Where a line of the entries holds the string "JSON", copy that line.

--*--

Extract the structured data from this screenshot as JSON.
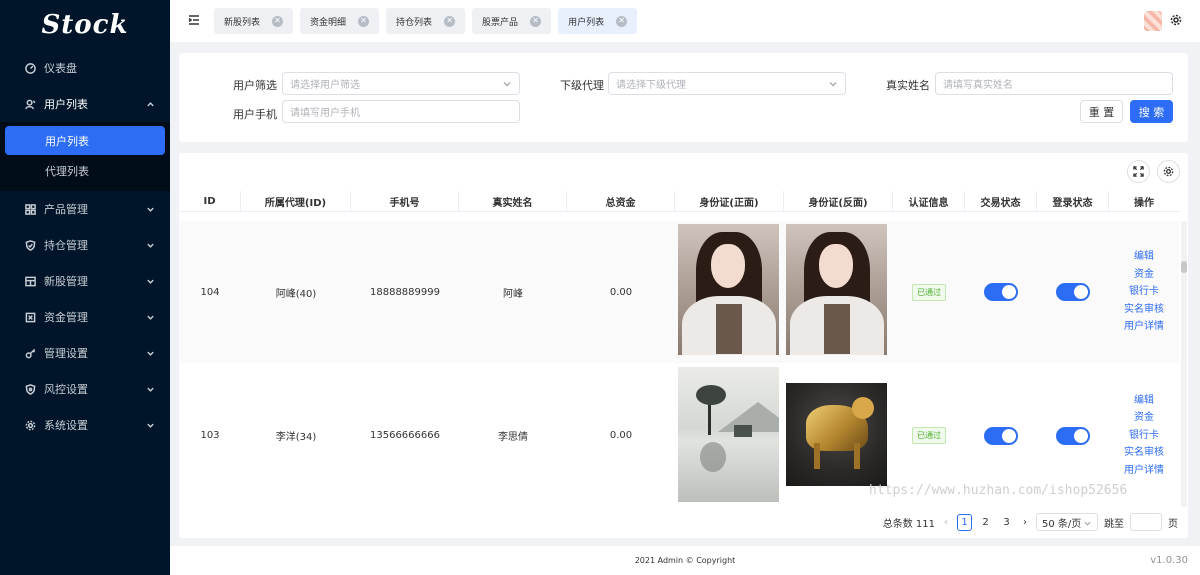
{
  "sidebar": {
    "logo": "Stock",
    "items": [
      {
        "label": "仪表盘"
      },
      {
        "label": "用户列表"
      },
      {
        "label": "产品管理"
      },
      {
        "label": "持仓管理"
      },
      {
        "label": "新股管理"
      },
      {
        "label": "资金管理"
      },
      {
        "label": "管理设置"
      },
      {
        "label": "风控设置"
      },
      {
        "label": "系统设置"
      }
    ],
    "sub_items": [
      {
        "label": "用户列表"
      },
      {
        "label": "代理列表"
      }
    ]
  },
  "header": {
    "tabs": [
      {
        "label": "新股列表"
      },
      {
        "label": "资金明细"
      },
      {
        "label": "持仓列表"
      },
      {
        "label": "股票产品"
      },
      {
        "label": "用户列表"
      }
    ]
  },
  "filter": {
    "user_filter_label": "用户筛选",
    "user_filter_placeholder": "请选择用户筛选",
    "agent_label": "下级代理",
    "agent_placeholder": "请选择下级代理",
    "realname_label": "真实姓名",
    "realname_placeholder": "请填写真实姓名",
    "phone_label": "用户手机",
    "phone_placeholder": "请填写用户手机",
    "reset": "重 置",
    "search": "搜 索"
  },
  "table": {
    "columns": [
      "ID",
      "所属代理(ID)",
      "手机号",
      "真实姓名",
      "总资金",
      "身份证(正面)",
      "身份证(反面)",
      "认证信息",
      "交易状态",
      "登录状态",
      "操作"
    ],
    "rows": [
      {
        "id": "104",
        "agent": "阿峰(40)",
        "phone": "18888889999",
        "name": "阿峰",
        "funds": "0.00",
        "auth": "已通过"
      },
      {
        "id": "103",
        "agent": "李洋(34)",
        "phone": "13566666666",
        "name": "李思倩",
        "funds": "0.00",
        "auth": "已通过"
      }
    ],
    "ops": [
      "编辑",
      "资金",
      "银行卡",
      "实名审核",
      "用户详情"
    ]
  },
  "watermark": "https://www.huzhan.com/ishop52656",
  "pagination": {
    "total": "总条数 111",
    "pages": [
      "1",
      "2",
      "3"
    ],
    "size": "50 条/页",
    "jump": "跳至",
    "page_unit": "页"
  },
  "footer": {
    "copyright": "2021 Admin © Copyright",
    "version": "v1.0.30"
  },
  "colors": {
    "accent": "#2d6cf5",
    "sidebar": "#001529",
    "success": "#4eb12f"
  }
}
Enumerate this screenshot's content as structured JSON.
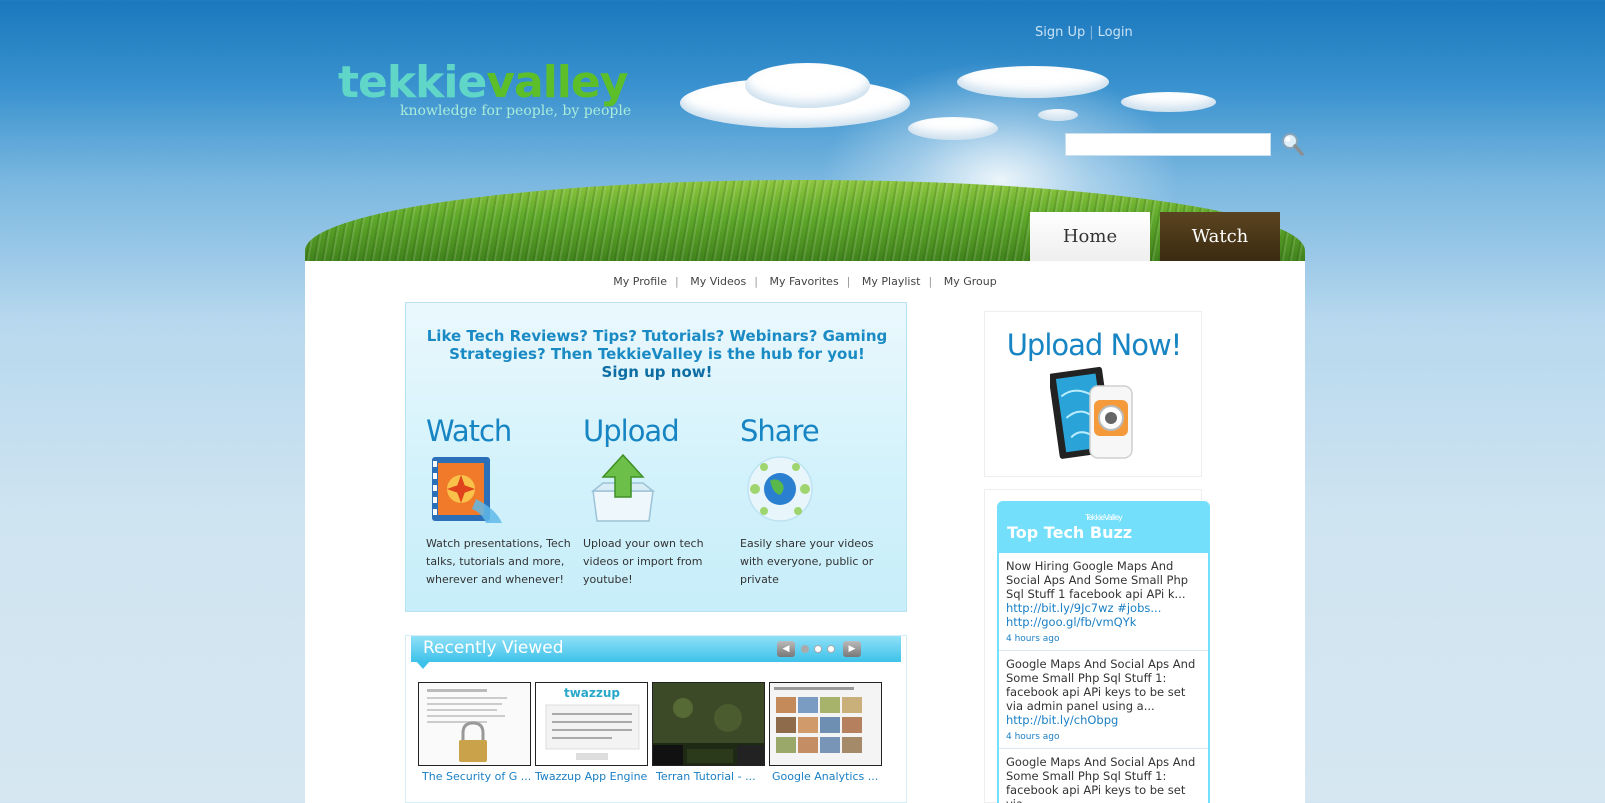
{
  "header": {
    "signup_label": "Sign Up",
    "login_label": "Login",
    "logo": {
      "part1": "tekkie",
      "part2": "valley"
    },
    "tagline": "knowledge for people, by people",
    "search": {
      "placeholder": "",
      "value": ""
    }
  },
  "tabs": [
    {
      "label": "Home",
      "active": true
    },
    {
      "label": "Watch",
      "active": false
    }
  ],
  "subnav": [
    "My Profile",
    "My Videos",
    "My Favorites",
    "My Playlist",
    "My Group"
  ],
  "hero": {
    "headline": "Like Tech Reviews? Tips? Tutorials? Webinars? Gaming Strategies? Then TekkieValley is the hub for you!",
    "cta": "Sign up now!",
    "features": [
      {
        "title": "Watch",
        "desc": "Watch presentations, Tech talks, tutorials and more, wherever and whenever!",
        "icon": "film-icon"
      },
      {
        "title": "Upload",
        "desc": "Upload your own tech videos or import from youtube!",
        "icon": "upload-box-icon"
      },
      {
        "title": "Share",
        "desc": "Easily share your videos with everyone, public or private",
        "icon": "globe-share-icon"
      }
    ]
  },
  "recent": {
    "title": "Recently Viewed",
    "items": [
      {
        "label": "The Security of G ..."
      },
      {
        "label": "Twazzup App Engine"
      },
      {
        "label": "Terran Tutorial - ..."
      },
      {
        "label": "Google Analytics ..."
      }
    ]
  },
  "upload_card": {
    "title": "Upload Now!"
  },
  "buzz": {
    "brand": "TekkieValley",
    "title": "Top Tech Buzz",
    "items": [
      {
        "text": "Now Hiring Google Maps And Social Aps And Some Small Php Sql Stuff 1 facebook api APi k...",
        "links": [
          "http://bit.ly/9Jc7wz",
          "#jobs...",
          "http://goo.gl/fb/vmQYk"
        ],
        "time": "4 hours ago"
      },
      {
        "text": "Google Maps And Social Aps And Some Small Php Sql Stuff 1: facebook api APi keys to be set via admin panel using a...",
        "links": [
          "http://bit.ly/chObpg"
        ],
        "time": "4 hours ago"
      },
      {
        "text": "Google Maps And Social Aps And Some Small Php Sql Stuff 1: facebook api APi keys to be set via",
        "links": [],
        "time": ""
      }
    ]
  },
  "colors": {
    "accent_blue": "#1785c3",
    "buzz_cyan": "#73dffb",
    "watch_tab_brown": "#4a3515",
    "grass_green": "#5ea82a"
  }
}
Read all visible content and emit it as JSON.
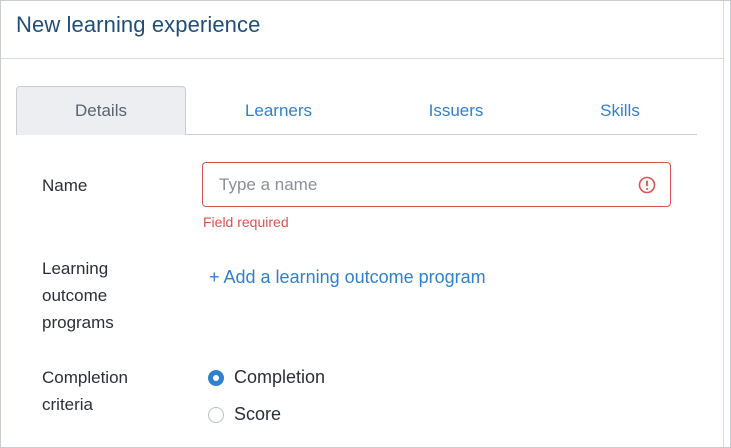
{
  "header": {
    "title": "New learning experience"
  },
  "tabs": [
    {
      "label": "Details",
      "active": true
    },
    {
      "label": "Learners",
      "active": false
    },
    {
      "label": "Issuers",
      "active": false
    },
    {
      "label": "Skills",
      "active": false
    }
  ],
  "form": {
    "name": {
      "label": "Name",
      "placeholder": "Type a name",
      "value": "",
      "error": "Field required",
      "error_icon": "exclamation-circle-icon"
    },
    "learning_outcome_programs": {
      "label": "Learning outcome programs",
      "add_link": "+ Add a learning outcome program"
    },
    "completion_criteria": {
      "label": "Completion criteria",
      "options": [
        {
          "label": "Completion",
          "selected": true
        },
        {
          "label": "Score",
          "selected": false
        }
      ]
    }
  },
  "colors": {
    "title": "#1f4e79",
    "accent": "#2f80d1",
    "error": "#d9534f",
    "active_tab_bg": "#eceef1"
  }
}
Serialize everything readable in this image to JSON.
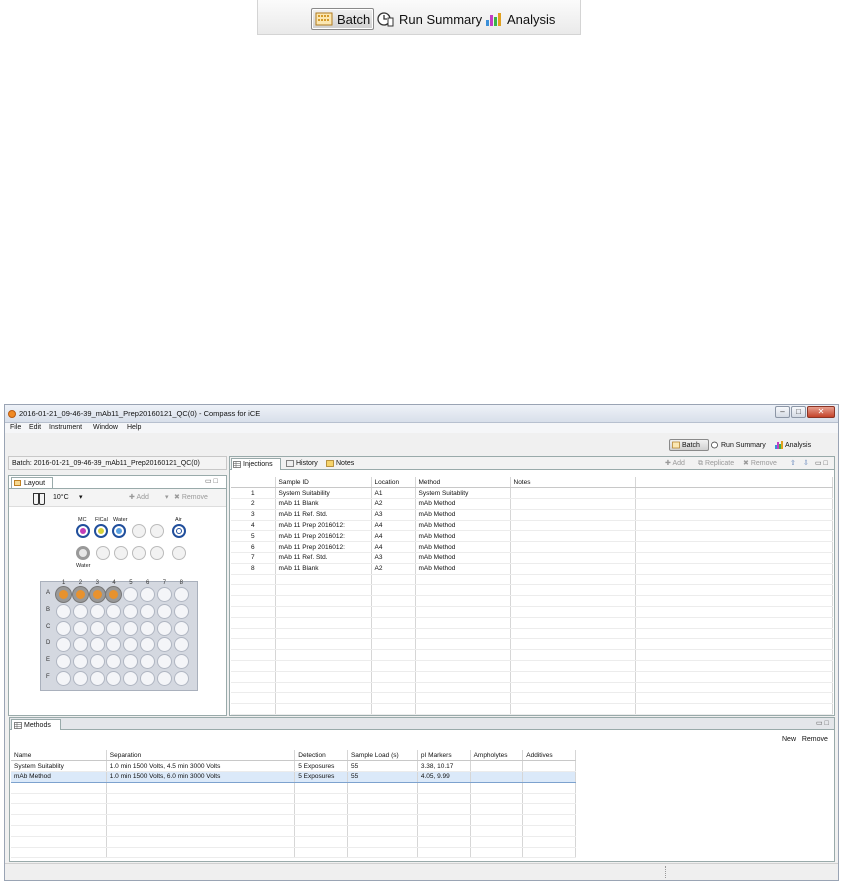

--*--

Answer space:
Extract the structured data from this screenshot as JSON.
Enumerate this screenshot's content as structured JSON.
Read all visible content and emit it as JSON.
Serialize everything readable in this image to JSON.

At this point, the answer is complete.